START Given entries
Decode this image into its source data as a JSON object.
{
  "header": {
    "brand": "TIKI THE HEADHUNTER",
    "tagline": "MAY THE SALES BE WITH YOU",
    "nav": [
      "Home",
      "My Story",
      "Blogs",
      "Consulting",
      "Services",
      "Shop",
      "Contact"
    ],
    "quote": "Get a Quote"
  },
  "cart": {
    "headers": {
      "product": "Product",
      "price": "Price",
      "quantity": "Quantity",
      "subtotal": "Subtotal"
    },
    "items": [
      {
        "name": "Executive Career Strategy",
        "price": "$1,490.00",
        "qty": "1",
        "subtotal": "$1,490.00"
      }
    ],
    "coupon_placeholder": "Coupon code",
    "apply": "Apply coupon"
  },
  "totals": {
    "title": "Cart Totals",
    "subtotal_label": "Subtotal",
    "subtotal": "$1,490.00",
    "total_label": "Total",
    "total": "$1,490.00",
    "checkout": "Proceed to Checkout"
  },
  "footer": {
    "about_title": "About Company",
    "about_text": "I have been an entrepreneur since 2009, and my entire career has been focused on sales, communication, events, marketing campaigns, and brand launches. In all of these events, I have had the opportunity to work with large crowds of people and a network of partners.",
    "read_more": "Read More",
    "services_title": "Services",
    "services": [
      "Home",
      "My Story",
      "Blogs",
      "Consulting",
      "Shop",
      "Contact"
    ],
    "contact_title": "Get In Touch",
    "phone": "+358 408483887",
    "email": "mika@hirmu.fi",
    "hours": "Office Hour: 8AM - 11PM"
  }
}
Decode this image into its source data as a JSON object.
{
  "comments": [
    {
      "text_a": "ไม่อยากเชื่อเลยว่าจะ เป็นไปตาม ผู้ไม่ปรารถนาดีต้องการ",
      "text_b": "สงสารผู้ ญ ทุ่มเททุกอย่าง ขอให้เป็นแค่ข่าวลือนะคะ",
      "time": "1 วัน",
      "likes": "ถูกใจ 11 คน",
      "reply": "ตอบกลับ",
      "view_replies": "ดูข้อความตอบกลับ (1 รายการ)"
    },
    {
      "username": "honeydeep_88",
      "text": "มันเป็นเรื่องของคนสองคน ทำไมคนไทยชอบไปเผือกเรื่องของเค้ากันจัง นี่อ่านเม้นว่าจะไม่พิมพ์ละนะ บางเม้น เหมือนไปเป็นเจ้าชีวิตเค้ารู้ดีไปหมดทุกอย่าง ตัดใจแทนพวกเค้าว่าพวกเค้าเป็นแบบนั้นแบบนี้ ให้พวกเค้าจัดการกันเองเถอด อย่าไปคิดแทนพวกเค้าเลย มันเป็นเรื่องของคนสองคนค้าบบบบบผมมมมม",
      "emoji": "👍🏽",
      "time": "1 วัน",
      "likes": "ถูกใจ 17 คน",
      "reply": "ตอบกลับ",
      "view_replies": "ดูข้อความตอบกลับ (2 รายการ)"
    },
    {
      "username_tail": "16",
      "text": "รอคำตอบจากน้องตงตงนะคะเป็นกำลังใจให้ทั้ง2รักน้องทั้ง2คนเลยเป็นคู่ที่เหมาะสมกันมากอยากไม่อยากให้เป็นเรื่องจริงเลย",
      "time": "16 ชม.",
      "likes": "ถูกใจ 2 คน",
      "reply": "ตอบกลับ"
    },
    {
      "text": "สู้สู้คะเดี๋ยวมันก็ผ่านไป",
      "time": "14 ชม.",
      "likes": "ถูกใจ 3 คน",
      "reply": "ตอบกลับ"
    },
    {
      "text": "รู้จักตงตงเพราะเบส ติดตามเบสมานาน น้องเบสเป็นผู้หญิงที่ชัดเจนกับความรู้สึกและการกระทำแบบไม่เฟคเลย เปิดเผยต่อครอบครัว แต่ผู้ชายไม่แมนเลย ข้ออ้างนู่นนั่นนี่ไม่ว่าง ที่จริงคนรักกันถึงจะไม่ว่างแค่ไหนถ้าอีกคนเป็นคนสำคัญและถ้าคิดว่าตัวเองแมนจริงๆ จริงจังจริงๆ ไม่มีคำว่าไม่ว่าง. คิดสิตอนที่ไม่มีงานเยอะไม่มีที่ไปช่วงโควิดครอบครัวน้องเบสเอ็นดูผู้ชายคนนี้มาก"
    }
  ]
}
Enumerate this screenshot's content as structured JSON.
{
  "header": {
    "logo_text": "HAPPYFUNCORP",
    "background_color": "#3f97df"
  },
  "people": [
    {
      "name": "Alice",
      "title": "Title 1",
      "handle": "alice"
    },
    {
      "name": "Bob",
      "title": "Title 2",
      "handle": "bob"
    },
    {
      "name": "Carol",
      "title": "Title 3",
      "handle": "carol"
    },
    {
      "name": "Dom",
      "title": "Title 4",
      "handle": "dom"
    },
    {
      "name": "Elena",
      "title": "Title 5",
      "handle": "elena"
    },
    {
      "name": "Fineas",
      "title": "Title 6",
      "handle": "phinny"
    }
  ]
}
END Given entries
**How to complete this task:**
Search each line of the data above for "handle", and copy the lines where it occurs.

**Exercise result:**
      "handle": "alice"
      "handle": "bob"
      "handle": "carol"
      "handle": "dom"
      "handle": "elena"
      "handle": "phinny"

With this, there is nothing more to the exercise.